The rather unsurprising thesis of Michelle Clunie’s play “Us,” that real love doesn’t work like it does in the movies, seems to have taken on a life of its own in the play’s New York premiere. In this production, directed by Jennifer Gelfer, the live event withers in the face of its silver nemesis
Upstage at the Lion Theatre, scenic designer David Mauer and video and production designer Aaron Rhyne have placed a series of large screens to project either American flags or silent black-and-white film sequences of the play’s central couple in a Hollywood romance.

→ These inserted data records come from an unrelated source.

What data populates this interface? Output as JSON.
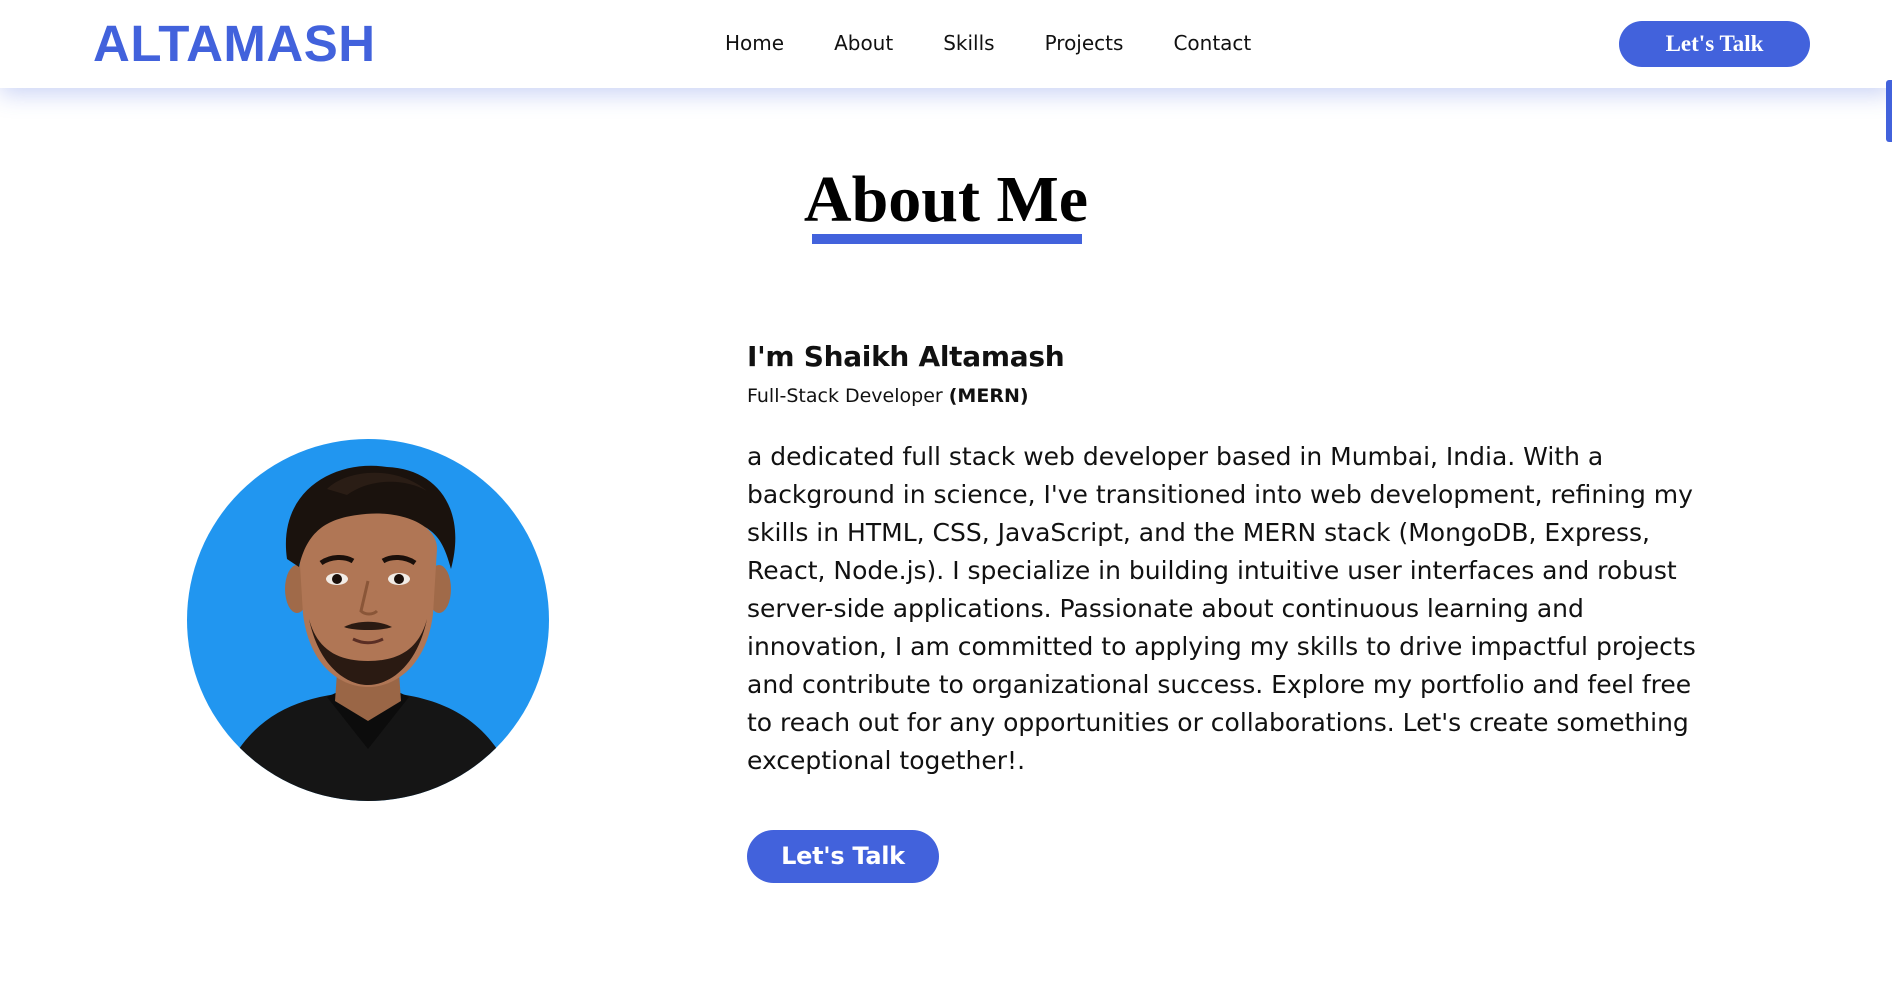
{
  "header": {
    "logo": "ALTAMASH",
    "nav": [
      {
        "label": "Home"
      },
      {
        "label": "About"
      },
      {
        "label": "Skills"
      },
      {
        "label": "Projects"
      },
      {
        "label": "Contact"
      }
    ],
    "cta_label": "Let's Talk"
  },
  "about": {
    "title": "About Me",
    "name": "I'm Shaikh Altamash",
    "role_prefix": "Full-Stack Developer ",
    "role_stack": "(MERN)",
    "bio": "a dedicated full stack web developer based in Mumbai, India. With a background in science, I've transitioned into web development, refining my skills in HTML, CSS, JavaScript, and the MERN stack (MongoDB, Express, React, Node.js). I specialize in building intuitive user interfaces and robust server-side applications. Passionate about continuous learning and innovation, I am committed to applying my skills to drive impactful projects and contribute to organizational success. Explore my portfolio and feel free to reach out for any opportunities or collaborations. Let's create something exceptional together!.",
    "cta_label": "Let's Talk"
  },
  "colors": {
    "accent": "#4262dc",
    "avatar_background": "#2196f0",
    "text": "#111111"
  },
  "icons": {
    "avatar": "profile-photo"
  }
}
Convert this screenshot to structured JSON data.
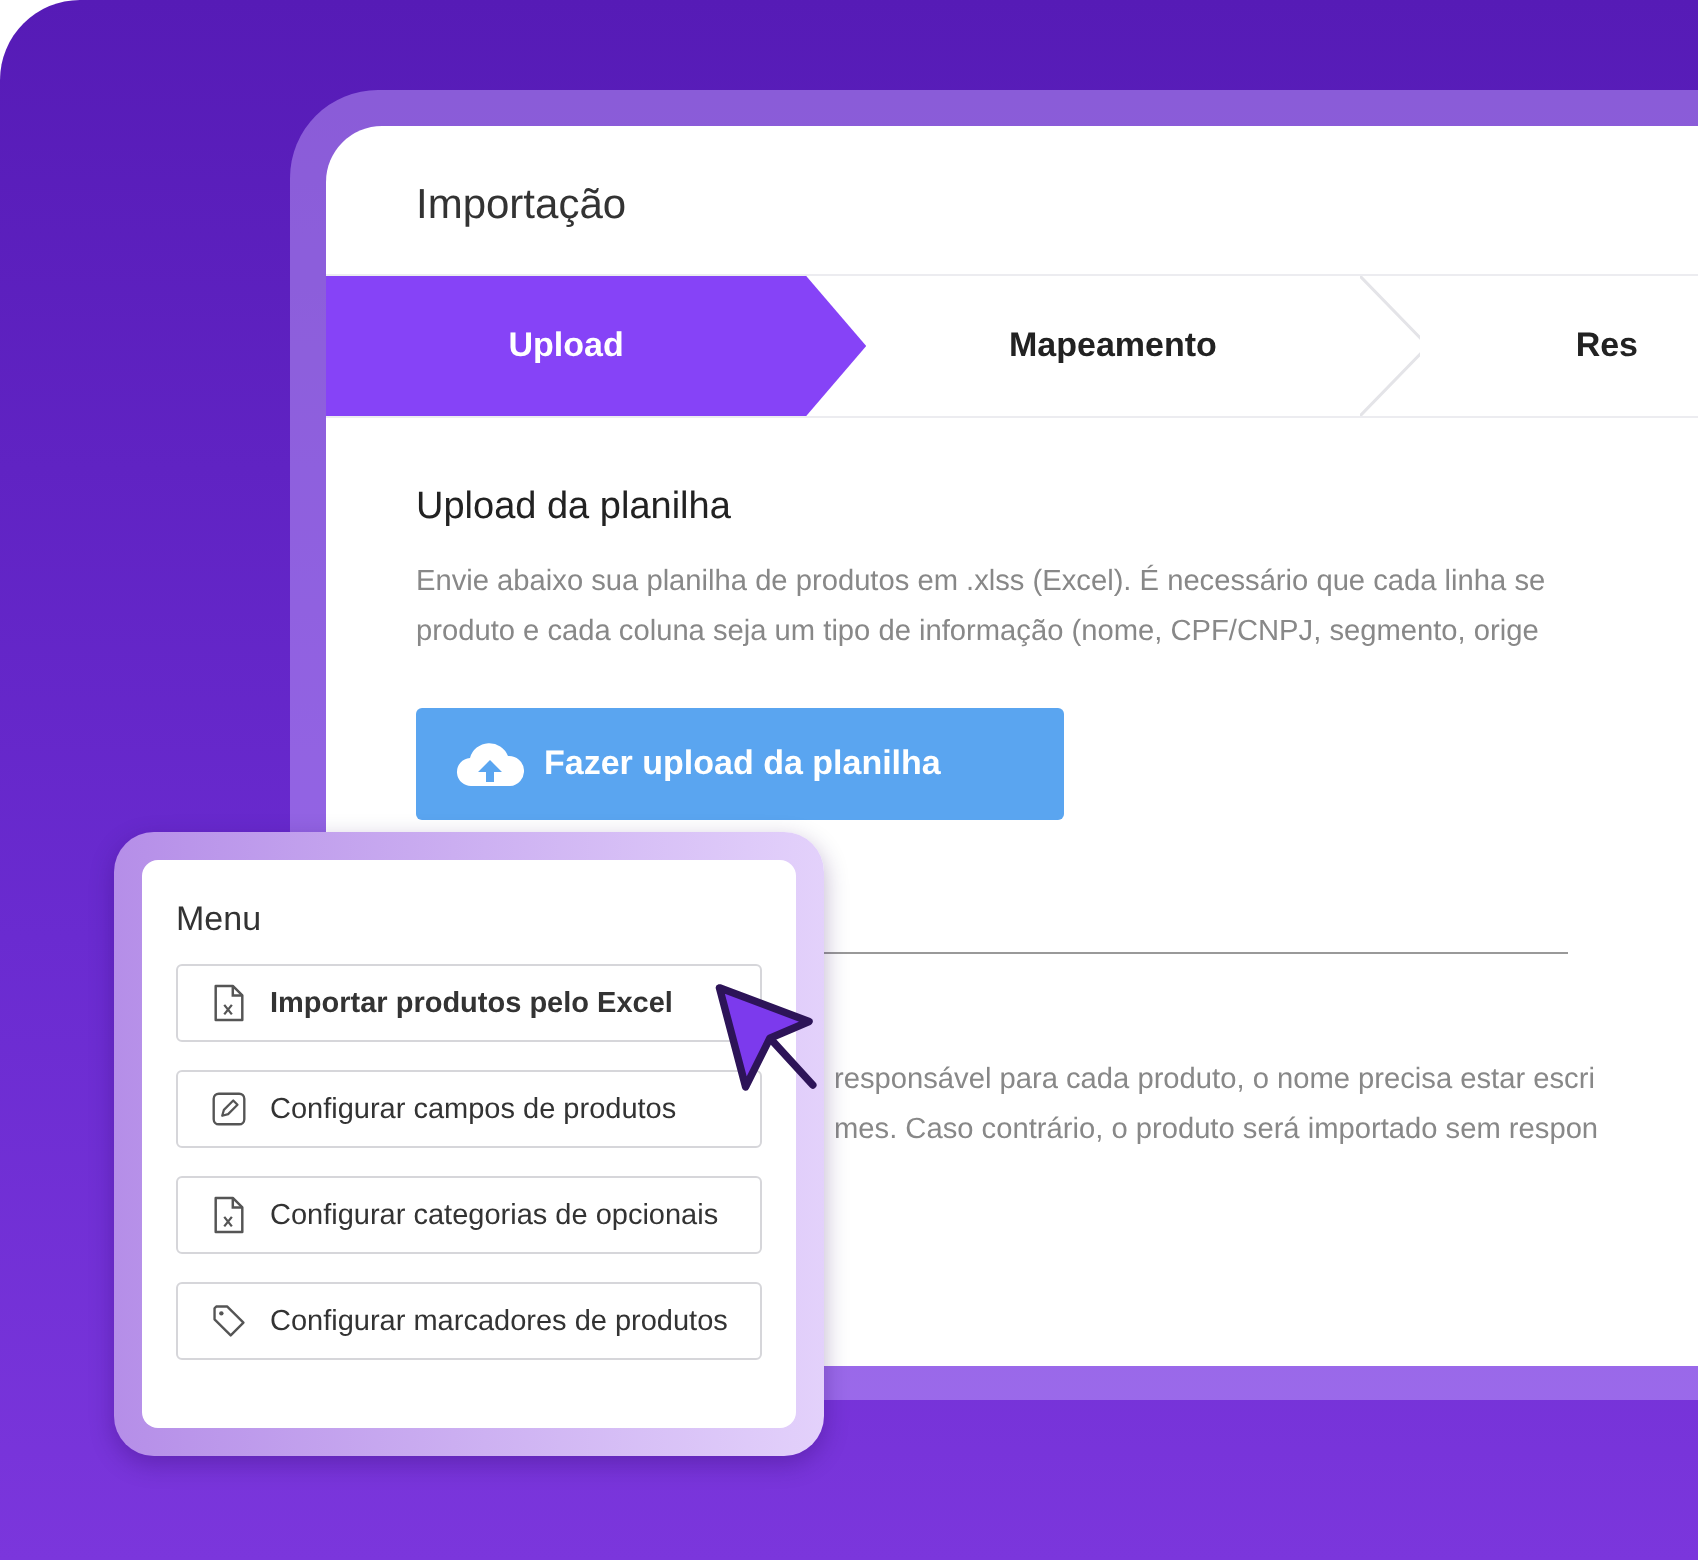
{
  "window": {
    "title": "Importação"
  },
  "steps": [
    {
      "label": "Upload",
      "selected": true
    },
    {
      "label": "Mapeamento",
      "selected": false
    },
    {
      "label": "Res",
      "selected": false
    }
  ],
  "upload_section": {
    "title": "Upload da planilha",
    "description_lines": [
      "Envie abaixo sua planilha de produtos em .xlss (Excel). É necessário que cada linha se",
      "produto e cada coluna seja um tipo de informação (nome, CPF/CNPJ, segmento, orige"
    ],
    "button": "Fazer upload da planilha"
  },
  "note_lines": [
    "responsável para cada produto, o nome precisa estar escri",
    "mes. Caso contrário, o produto será importado sem respon"
  ],
  "menu": {
    "title": "Menu",
    "items": [
      {
        "label": "Importar produtos pelo Excel",
        "kind": "spreadsheet",
        "selected": true
      },
      {
        "label": "Configurar campos de produtos",
        "kind": "edit",
        "selected": false
      },
      {
        "label": "Configurar categorias de opcionais",
        "kind": "spreadsheet",
        "selected": false
      },
      {
        "label": "Configurar marcadores de produtos",
        "kind": "tag",
        "selected": false
      }
    ]
  }
}
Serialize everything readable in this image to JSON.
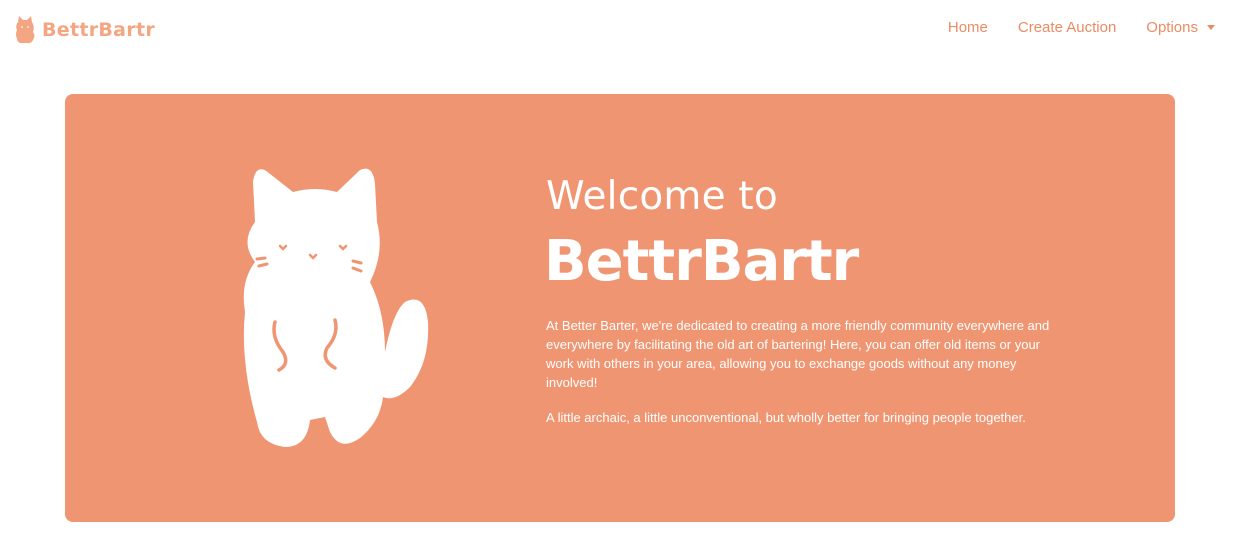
{
  "navbar": {
    "brand": "BettrBartr",
    "links": [
      {
        "label": "Home"
      },
      {
        "label": "Create Auction"
      },
      {
        "label": "Options"
      }
    ]
  },
  "hero": {
    "heading": "Welcome to",
    "brand": "BettrBartr",
    "paragraph1": "At Better Barter, we're dedicated to creating a more friendly community everywhere and everywhere by facilitating the old art of bartering! Here, you can offer old items or your work with others in your area, allowing you to exchange goods without any money involved!",
    "paragraph2": "A little archaic, a little unconventional, but wholly better for bringing people together."
  },
  "colors": {
    "accent": "#f09571",
    "nav_link": "#ec8b62",
    "brand_small": "#f4a582",
    "text_on_accent": "#ffffff"
  }
}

Clunie, who plays the heroine, is infectious in her close-ups as a woman in love, laughing in a park or waking up in bed beside her lover, who is played by Jeff LeBeau. Every part of him, from belly to eyelids, is at ease as he watches his feisty girlfriend trample through his apartment. They’re a couple any spectator could root for.
Not so the real-life version. When Clunie and LeBeau step onstage to portray the characters in the present, not only is the love story over; so is the actors’ chemistry. As the couple, who remain anonymous, tear and claw at each other over one infidelity and broken promise too many, Clunie and LeBeau are disconcertingly awkward. It’s as though they’ve mysteriously found themselves on the same stage and can’t figure out what to do with one another. LeBeau, whose character is about to run for the senate, could be auditioning for a Mamet play as he mimics a political shark with a temper and abandonment issues. Clunie seems to be overacting in a Tennessee Williams drama; she’s breathless, hysterical, melodramatic, and insincere for each of the play’s 90 minutes. If her performance onscreen—or as one half of the lesbian couple in TV’s “Queer As Folk,” for which she is best known—is any indication, she should be better than this. Costume designer Jes Switaj’s overly loud outfit is no help, making Clunie’s character look desperate when she should be seeing clearly for the first time.
Also not helping is that as playwright Clunie’s interest in the couple is chiefly allegorical. By mapping their love story onto the history of the Obama presidency—they meet during the 2008 primaries and break up as the second election nears—Clunie is representing the spurned love affair between American liberals and their one-time hero. In a didactic flashback in the middle of the play, Clunie’s character warns that the cynicism of the right will “infect” the president’s supporters no matter what his accomplishments and that he will need supporters, not idealists, if he is to have any success. Clunie’s insight speaks to a deep truth about the activist spirit: It is ruthless realism and an unsentimental willingness to inhabit the present that fuel the committed revolutionary. The same lesson is needed in her performance and her play.
Presented by One Pear Productions at the Lion Theatre, 410 W. 42nd St., NYC. Sept. 9–29. Tue. 7 p.m.; Wed.–Fri., 8 p.m.; Sat. 2 and 8 p.m.; Sun. 3 p.m. (212) 239-6200, (800) 432-7250, or www.telecharge.com.
Critic’s Score: D+